• [Exercise prompt]: The expected reply is all of the data, returned exactly.

(Component data from apps and pages)
------------------------------------

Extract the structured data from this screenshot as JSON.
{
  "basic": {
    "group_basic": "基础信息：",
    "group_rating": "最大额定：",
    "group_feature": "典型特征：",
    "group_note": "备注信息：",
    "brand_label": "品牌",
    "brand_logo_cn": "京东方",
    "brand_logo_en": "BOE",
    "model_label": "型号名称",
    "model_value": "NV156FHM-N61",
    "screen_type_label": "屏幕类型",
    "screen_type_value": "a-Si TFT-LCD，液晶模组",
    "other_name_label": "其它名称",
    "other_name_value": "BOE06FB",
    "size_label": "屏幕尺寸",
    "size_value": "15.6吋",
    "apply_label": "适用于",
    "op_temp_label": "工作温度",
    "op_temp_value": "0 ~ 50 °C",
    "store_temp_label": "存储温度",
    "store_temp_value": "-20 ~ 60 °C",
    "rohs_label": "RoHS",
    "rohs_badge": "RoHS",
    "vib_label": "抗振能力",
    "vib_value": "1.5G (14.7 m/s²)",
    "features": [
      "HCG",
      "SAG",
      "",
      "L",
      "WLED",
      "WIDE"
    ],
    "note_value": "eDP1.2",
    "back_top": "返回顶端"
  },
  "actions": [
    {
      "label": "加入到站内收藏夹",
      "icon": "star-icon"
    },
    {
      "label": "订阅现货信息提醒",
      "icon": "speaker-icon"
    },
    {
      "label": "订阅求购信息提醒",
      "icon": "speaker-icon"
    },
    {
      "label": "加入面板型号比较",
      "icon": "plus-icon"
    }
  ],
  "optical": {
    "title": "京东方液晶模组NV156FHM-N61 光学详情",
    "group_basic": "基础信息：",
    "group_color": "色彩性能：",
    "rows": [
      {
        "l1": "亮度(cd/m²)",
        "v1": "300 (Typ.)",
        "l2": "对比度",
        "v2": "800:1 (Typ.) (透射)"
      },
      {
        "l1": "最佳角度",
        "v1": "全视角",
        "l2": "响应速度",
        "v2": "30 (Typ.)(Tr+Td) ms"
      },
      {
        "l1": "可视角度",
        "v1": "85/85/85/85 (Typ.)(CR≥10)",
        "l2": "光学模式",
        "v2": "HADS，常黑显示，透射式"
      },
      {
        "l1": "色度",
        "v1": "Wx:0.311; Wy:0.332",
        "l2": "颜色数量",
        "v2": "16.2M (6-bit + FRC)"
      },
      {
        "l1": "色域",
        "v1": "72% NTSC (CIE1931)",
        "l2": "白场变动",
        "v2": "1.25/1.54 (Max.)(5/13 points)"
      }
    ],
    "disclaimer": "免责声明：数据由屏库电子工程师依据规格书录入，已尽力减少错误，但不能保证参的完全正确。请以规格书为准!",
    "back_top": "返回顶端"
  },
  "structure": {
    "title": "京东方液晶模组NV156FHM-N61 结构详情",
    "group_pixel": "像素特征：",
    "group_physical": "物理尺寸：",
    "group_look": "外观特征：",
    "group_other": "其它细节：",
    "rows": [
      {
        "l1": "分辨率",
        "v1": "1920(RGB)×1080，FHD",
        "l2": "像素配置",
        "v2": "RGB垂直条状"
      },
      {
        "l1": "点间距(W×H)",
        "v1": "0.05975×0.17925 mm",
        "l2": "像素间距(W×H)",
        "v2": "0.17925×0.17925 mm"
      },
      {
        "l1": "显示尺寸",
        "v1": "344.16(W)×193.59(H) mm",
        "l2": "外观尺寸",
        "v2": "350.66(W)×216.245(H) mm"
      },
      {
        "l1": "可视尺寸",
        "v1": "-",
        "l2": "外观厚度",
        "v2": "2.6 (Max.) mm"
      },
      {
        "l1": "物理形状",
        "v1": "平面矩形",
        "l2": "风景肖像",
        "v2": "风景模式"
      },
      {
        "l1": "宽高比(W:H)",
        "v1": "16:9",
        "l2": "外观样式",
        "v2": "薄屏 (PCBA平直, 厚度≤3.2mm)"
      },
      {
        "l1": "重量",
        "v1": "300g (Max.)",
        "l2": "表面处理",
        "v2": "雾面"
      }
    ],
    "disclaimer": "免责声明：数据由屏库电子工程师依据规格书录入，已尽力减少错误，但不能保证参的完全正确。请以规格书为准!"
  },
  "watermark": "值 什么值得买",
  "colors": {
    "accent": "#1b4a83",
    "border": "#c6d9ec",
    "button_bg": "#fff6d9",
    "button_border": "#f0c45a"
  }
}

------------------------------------

• [Expected answer]:
Extract the structured data from this screenshot as JSON.
{
  "basic": {
    "group_basic": "基础信息：",
    "group_rating": "最大额定：",
    "group_feature": "典型特征：",
    "group_note": "备注信息：",
    "brand_label": "品牌",
    "brand_logo_cn": "京东方",
    "brand_logo_en": "BOE",
    "model_label": "型号名称",
    "model_value": "NV156FHM-N61",
    "screen_type_label": "屏幕类型",
    "screen_type_value": "a-Si TFT-LCD，液晶模组",
    "other_name_label": "其它名称",
    "other_name_value": "BOE06FB",
    "size_label": "屏幕尺寸",
    "size_value": "15.6吋",
    "apply_label": "适用于",
    "op_temp_label": "工作温度",
    "op_temp_value": "0 ~ 50 °C",
    "store_temp_label": "存储温度",
    "store_temp_value": "-20 ~ 60 °C",
    "rohs_label": "RoHS",
    "rohs_badge": "RoHS",
    "vib_label": "抗振能力",
    "vib_value": "1.5G (14.7 m/s²)",
    "features": [
      "HCG",
      "SAG",
      "",
      "L",
      "WLED",
      "WIDE"
    ],
    "note_value": "eDP1.2",
    "back_top": "返回顶端"
  },
  "actions": [
    {
      "label": "加入到站内收藏夹",
      "icon": "star-icon"
    },
    {
      "label": "订阅现货信息提醒",
      "icon": "speaker-icon"
    },
    {
      "label": "订阅求购信息提醒",
      "icon": "speaker-icon"
    },
    {
      "label": "加入面板型号比较",
      "icon": "plus-icon"
    }
  ],
  "optical": {
    "title": "京东方液晶模组NV156FHM-N61 光学详情",
    "group_basic": "基础信息：",
    "group_color": "色彩性能：",
    "rows": [
      {
        "l1": "亮度(cd/m²)",
        "v1": "300 (Typ.)",
        "l2": "对比度",
        "v2": "800:1 (Typ.) (透射)"
      },
      {
        "l1": "最佳角度",
        "v1": "全视角",
        "l2": "响应速度",
        "v2": "30 (Typ.)(Tr+Td) ms"
      },
      {
        "l1": "可视角度",
        "v1": "85/85/85/85 (Typ.)(CR≥10)",
        "l2": "光学模式",
        "v2": "HADS，常黑显示，透射式"
      },
      {
        "l1": "色度",
        "v1": "Wx:0.311; Wy:0.332",
        "l2": "颜色数量",
        "v2": "16.2M (6-bit + FRC)"
      },
      {
        "l1": "色域",
        "v1": "72% NTSC (CIE1931)",
        "l2": "白场变动",
        "v2": "1.25/1.54 (Max.)(5/13 points)"
      }
    ],
    "disclaimer": "免责声明：数据由屏库电子工程师依据规格书录入，已尽力减少错误，但不能保证参的完全正确。请以规格书为准!",
    "back_top": "返回顶端"
  },
  "structure": {
    "title": "京东方液晶模组NV156FHM-N61 结构详情",
    "group_pixel": "像素特征：",
    "group_physical": "物理尺寸：",
    "group_look": "外观特征：",
    "group_other": "其它细节：",
    "rows": [
      {
        "l1": "分辨率",
        "v1": "1920(RGB)×1080，FHD",
        "l2": "像素配置",
        "v2": "RGB垂直条状"
      },
      {
        "l1": "点间距(W×H)",
        "v1": "0.05975×0.17925 mm",
        "l2": "像素间距(W×H)",
        "v2": "0.17925×0.17925 mm"
      },
      {
        "l1": "显示尺寸",
        "v1": "344.16(W)×193.59(H) mm",
        "l2": "外观尺寸",
        "v2": "350.66(W)×216.245(H) mm"
      },
      {
        "l1": "可视尺寸",
        "v1": "-",
        "l2": "外观厚度",
        "v2": "2.6 (Max.) mm"
      },
      {
        "l1": "物理形状",
        "v1": "平面矩形",
        "l2": "风景肖像",
        "v2": "风景模式"
      },
      {
        "l1": "宽高比(W:H)",
        "v1": "16:9",
        "l2": "外观样式",
        "v2": "薄屏 (PCBA平直, 厚度≤3.2mm)"
      },
      {
        "l1": "重量",
        "v1": "300g (Max.)",
        "l2": "表面处理",
        "v2": "雾面"
      }
    ],
    "disclaimer": "免责声明：数据由屏库电子工程师依据规格书录入，已尽力减少错误，但不能保证参的完全正确。请以规格书为准!"
  },
  "watermark": "值 什么值得买",
  "colors": {
    "accent": "#1b4a83",
    "border": "#c6d9ec",
    "button_bg": "#fff6d9",
    "button_border": "#f0c45a"
  }
}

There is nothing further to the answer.